#### Task statement
Each line with the string "rotation" is to be copied from the records below.

#### Information
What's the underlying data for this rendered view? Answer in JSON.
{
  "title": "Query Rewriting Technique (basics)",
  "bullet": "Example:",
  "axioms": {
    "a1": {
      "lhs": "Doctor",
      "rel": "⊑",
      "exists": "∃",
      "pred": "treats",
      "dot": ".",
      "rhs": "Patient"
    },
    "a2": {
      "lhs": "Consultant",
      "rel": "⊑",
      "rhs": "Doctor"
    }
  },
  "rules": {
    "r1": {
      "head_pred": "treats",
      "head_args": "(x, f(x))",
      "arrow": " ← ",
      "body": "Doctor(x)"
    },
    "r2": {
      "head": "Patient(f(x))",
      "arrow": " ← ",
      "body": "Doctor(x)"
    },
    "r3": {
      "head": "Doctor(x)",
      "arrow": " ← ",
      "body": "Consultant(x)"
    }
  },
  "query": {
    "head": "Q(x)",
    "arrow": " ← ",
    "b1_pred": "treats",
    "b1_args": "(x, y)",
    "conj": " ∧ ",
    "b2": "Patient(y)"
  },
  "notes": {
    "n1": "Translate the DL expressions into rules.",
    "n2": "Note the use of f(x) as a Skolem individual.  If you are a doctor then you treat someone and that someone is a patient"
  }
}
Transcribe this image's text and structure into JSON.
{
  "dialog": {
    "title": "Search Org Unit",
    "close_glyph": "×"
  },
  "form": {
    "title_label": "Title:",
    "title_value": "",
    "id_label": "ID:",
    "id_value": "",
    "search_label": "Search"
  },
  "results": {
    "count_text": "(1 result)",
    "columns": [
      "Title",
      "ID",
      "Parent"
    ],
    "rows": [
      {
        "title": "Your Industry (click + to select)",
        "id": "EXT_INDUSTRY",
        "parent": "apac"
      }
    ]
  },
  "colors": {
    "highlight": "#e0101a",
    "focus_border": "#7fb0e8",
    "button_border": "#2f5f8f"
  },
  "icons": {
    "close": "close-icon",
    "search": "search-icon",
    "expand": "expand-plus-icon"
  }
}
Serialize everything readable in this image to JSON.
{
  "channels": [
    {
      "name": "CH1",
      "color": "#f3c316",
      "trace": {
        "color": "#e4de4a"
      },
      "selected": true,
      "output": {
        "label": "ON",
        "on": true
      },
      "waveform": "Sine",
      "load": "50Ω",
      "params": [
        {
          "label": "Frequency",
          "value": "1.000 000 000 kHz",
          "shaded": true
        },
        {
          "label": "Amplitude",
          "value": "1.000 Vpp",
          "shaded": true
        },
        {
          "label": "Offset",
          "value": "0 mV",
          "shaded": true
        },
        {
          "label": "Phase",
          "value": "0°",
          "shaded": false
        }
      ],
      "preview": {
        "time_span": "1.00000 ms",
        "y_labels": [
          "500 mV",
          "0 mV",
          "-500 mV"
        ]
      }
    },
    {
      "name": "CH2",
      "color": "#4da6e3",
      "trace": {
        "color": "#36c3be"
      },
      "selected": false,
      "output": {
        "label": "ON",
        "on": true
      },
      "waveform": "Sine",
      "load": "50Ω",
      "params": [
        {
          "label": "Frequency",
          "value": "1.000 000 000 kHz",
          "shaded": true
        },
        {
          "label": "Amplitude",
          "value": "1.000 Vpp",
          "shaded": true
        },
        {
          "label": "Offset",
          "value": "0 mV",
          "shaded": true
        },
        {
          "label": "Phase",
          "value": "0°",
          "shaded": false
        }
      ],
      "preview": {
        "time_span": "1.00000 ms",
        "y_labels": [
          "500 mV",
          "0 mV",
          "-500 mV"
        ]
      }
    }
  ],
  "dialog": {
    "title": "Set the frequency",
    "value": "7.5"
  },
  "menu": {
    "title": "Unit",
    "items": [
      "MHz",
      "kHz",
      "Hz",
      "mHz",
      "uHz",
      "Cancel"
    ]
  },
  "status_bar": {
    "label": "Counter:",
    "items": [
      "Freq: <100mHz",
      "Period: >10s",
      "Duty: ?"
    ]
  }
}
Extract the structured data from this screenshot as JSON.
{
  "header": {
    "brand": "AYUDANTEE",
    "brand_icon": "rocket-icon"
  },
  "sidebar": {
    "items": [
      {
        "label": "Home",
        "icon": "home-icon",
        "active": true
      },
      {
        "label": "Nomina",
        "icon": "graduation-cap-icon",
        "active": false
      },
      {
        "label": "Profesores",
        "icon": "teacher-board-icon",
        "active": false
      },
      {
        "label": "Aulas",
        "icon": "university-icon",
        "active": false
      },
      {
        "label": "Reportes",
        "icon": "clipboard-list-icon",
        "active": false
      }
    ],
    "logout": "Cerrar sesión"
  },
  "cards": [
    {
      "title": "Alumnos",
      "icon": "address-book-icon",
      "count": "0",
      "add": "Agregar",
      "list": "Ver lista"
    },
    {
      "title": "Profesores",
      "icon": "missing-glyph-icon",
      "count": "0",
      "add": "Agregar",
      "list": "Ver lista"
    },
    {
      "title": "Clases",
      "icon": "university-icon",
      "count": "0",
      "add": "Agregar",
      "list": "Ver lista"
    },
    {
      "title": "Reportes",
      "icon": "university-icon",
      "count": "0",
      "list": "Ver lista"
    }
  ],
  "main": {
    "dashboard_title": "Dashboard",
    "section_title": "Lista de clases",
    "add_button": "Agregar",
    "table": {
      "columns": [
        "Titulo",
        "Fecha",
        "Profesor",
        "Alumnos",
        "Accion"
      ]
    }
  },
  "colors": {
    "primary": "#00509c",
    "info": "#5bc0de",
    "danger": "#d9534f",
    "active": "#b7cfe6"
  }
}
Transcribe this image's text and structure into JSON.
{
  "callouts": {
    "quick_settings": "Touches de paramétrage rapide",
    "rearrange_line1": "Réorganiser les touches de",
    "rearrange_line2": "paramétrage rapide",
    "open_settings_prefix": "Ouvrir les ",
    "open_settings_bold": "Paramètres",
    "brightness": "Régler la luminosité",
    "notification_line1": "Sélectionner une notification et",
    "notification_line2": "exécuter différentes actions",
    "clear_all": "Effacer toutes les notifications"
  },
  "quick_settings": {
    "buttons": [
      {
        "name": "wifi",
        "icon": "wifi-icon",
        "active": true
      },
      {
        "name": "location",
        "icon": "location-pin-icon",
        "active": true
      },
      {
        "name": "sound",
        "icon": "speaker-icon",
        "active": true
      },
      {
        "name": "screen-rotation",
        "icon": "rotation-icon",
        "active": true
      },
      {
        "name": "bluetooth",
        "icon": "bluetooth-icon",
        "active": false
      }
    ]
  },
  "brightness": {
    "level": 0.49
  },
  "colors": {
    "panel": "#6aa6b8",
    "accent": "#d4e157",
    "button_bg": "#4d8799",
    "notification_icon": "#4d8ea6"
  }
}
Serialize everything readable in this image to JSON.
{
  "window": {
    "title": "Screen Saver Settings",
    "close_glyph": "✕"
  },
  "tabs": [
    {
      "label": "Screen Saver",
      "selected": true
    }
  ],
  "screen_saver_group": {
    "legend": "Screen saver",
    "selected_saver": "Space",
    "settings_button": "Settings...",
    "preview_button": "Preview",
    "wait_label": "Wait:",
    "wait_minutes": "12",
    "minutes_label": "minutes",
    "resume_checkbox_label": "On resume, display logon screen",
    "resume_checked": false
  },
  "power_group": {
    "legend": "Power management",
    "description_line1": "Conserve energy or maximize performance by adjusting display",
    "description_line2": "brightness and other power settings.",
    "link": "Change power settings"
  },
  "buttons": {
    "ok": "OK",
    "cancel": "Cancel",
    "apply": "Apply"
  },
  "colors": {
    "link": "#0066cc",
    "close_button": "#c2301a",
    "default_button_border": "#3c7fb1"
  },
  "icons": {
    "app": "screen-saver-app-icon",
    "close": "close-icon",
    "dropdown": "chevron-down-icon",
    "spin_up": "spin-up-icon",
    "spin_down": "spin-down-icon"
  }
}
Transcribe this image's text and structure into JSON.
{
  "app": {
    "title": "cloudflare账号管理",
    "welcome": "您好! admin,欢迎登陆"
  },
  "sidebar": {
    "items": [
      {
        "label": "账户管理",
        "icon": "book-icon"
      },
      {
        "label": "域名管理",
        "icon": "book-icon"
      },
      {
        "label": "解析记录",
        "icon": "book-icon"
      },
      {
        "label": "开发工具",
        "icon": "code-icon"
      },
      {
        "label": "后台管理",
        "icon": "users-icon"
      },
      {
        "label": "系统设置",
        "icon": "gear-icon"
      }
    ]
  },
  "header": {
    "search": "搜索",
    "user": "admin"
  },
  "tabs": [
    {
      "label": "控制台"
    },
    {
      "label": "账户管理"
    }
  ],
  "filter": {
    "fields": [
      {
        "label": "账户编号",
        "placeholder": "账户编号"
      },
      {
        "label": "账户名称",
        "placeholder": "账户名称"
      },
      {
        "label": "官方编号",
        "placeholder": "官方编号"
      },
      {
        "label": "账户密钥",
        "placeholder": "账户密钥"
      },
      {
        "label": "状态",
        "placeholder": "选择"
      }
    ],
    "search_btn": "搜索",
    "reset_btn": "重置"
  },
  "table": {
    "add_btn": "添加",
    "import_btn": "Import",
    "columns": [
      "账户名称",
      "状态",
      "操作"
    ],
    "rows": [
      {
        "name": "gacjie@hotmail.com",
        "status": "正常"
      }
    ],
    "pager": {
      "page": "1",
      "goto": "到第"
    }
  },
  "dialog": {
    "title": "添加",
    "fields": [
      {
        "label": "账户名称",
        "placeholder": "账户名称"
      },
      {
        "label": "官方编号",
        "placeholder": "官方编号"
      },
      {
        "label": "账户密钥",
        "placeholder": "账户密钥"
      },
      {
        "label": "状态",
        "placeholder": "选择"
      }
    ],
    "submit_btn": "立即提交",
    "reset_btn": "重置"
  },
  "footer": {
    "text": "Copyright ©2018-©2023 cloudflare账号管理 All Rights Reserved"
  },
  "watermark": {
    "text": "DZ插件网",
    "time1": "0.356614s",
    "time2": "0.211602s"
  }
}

#### Response area
        "name": "screen-rotation",
        "icon": "rotation-icon",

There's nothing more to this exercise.